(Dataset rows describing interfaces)
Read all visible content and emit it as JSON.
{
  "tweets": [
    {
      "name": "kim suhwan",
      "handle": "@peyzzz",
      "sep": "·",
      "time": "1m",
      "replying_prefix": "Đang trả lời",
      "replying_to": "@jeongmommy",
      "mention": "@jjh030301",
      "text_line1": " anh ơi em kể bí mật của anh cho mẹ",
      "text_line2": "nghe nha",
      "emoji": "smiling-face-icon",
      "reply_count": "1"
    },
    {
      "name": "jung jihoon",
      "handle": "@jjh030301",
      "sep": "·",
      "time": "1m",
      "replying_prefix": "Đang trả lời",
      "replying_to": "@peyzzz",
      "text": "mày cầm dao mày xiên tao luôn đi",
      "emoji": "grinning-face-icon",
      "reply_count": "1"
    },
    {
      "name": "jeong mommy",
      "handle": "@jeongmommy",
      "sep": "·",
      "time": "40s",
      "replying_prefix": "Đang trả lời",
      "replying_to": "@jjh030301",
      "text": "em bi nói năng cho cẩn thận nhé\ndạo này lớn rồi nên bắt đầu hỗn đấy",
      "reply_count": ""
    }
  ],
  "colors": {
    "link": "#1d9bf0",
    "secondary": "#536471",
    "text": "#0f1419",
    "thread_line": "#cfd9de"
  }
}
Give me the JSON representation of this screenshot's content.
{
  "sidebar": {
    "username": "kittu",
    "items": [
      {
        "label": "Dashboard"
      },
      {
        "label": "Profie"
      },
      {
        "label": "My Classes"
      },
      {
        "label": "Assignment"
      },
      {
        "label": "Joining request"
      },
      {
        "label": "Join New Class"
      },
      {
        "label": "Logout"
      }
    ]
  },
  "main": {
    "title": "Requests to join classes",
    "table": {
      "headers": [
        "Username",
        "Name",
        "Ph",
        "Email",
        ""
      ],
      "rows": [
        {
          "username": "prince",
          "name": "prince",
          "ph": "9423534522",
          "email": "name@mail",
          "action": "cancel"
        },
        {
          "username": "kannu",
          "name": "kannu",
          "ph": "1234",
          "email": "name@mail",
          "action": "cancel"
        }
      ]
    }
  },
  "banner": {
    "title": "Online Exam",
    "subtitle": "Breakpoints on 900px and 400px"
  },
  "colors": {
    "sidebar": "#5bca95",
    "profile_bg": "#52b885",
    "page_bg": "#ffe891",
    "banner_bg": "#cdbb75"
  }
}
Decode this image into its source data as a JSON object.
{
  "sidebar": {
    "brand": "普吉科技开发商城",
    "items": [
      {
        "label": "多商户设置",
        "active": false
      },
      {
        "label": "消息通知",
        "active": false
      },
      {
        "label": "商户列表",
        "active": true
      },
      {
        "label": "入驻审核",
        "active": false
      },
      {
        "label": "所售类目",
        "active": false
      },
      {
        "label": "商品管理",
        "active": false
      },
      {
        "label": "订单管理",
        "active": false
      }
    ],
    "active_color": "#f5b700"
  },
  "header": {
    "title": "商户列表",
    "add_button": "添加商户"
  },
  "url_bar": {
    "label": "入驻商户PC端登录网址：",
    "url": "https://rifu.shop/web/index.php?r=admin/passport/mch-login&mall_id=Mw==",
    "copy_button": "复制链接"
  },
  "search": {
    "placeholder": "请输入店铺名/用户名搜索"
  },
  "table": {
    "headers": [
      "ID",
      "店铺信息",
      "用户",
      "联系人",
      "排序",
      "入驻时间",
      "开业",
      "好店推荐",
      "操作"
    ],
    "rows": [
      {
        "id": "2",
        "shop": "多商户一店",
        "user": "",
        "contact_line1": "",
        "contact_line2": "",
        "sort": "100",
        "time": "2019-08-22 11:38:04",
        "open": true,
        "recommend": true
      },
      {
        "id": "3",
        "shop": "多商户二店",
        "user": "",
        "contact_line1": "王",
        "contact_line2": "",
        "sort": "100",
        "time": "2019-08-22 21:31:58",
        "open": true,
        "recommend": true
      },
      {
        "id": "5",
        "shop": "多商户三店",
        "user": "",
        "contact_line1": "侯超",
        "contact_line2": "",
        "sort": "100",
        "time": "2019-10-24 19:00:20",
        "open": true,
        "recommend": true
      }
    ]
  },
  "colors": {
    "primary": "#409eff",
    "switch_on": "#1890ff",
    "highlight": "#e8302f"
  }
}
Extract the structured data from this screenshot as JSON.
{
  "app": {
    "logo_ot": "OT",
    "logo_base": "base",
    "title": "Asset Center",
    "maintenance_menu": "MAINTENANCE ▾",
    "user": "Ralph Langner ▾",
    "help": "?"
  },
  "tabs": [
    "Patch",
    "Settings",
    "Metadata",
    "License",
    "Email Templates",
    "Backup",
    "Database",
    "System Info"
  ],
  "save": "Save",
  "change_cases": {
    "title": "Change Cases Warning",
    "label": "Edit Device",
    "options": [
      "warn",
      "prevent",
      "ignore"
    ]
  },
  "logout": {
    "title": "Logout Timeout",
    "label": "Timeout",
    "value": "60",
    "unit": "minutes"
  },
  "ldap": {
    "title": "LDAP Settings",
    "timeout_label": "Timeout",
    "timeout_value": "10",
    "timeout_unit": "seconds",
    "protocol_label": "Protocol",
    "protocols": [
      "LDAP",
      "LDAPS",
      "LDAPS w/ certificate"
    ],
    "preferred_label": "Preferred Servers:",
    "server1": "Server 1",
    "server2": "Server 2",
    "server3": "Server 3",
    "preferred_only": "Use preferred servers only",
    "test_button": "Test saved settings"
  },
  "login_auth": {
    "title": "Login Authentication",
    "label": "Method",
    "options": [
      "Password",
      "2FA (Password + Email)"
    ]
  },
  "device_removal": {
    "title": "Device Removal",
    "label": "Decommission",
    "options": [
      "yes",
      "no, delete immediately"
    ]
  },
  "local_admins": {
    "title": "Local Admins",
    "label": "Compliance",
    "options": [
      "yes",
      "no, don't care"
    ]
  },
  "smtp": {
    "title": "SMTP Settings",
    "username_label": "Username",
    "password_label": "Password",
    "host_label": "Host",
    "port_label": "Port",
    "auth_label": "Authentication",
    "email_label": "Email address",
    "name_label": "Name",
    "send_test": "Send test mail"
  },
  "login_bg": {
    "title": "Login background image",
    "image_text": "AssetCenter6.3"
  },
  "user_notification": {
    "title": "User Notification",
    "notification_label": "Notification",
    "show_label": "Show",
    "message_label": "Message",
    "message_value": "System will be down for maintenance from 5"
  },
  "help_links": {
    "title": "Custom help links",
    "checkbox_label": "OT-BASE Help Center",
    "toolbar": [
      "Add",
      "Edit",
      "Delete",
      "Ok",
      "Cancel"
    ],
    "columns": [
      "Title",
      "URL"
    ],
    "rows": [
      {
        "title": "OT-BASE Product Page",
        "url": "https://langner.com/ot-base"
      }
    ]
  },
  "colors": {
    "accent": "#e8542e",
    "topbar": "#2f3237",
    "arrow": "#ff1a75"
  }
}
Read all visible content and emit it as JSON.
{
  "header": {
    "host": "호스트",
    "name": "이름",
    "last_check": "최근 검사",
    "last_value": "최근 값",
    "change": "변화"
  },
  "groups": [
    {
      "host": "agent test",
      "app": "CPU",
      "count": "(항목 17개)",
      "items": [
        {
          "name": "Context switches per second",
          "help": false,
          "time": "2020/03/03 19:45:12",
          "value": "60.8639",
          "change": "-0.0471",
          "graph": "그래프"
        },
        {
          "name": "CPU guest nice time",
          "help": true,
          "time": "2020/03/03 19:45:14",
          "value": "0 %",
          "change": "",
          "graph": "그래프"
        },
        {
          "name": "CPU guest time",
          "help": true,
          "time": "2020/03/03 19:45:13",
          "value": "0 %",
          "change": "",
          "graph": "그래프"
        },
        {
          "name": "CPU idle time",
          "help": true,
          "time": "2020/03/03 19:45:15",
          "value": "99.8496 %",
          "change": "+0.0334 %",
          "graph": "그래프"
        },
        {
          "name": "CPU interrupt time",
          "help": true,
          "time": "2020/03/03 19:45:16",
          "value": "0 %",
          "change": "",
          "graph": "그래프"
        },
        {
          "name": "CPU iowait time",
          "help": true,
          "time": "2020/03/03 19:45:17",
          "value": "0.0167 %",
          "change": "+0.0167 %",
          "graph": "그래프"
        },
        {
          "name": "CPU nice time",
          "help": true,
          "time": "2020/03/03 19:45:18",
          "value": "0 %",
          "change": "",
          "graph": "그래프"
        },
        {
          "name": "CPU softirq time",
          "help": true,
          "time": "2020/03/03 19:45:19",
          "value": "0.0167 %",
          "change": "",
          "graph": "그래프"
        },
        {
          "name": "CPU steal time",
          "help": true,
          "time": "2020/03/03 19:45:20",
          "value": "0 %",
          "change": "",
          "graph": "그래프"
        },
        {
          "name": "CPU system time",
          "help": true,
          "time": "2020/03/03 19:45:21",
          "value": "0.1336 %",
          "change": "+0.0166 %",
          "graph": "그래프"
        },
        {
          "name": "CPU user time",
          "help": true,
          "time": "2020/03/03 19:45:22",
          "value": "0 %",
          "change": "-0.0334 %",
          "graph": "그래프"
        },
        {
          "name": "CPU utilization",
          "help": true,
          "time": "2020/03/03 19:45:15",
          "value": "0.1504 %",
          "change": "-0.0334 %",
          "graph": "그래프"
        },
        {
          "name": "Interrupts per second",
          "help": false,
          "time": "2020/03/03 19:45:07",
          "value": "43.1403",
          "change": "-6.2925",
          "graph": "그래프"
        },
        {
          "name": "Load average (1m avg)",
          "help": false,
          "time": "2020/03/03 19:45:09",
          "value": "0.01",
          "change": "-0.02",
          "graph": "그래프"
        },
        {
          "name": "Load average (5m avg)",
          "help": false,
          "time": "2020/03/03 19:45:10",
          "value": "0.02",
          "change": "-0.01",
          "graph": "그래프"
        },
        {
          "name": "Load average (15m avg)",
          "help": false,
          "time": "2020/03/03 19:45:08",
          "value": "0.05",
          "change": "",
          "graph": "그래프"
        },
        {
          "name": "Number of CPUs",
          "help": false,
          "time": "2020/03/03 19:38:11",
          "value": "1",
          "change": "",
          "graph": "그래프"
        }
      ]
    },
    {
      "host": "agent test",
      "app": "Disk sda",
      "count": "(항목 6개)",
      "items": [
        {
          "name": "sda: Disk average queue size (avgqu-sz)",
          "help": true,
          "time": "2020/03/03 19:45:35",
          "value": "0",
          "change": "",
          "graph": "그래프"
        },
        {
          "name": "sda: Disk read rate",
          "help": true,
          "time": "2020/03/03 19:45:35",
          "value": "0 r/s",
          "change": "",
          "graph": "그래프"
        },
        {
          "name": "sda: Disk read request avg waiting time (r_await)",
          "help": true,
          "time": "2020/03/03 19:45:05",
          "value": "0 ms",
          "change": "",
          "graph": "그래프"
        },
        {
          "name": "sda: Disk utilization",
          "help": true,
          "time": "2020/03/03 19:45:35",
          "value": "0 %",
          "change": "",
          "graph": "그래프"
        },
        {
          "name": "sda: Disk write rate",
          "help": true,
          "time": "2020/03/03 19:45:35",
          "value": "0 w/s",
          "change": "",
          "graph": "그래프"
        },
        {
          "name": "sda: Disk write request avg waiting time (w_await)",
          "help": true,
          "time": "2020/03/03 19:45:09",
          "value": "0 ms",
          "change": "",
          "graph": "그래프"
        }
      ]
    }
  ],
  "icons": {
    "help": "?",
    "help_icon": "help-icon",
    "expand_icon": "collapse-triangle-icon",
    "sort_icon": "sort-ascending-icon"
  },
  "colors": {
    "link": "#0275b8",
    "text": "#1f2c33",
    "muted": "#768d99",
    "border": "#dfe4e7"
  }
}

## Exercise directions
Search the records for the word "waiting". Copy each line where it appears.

## Task result
          "name": "sda: Disk read request avg waiting time (r_await)",
          "name": "sda: Disk write request avg waiting time (w_await)",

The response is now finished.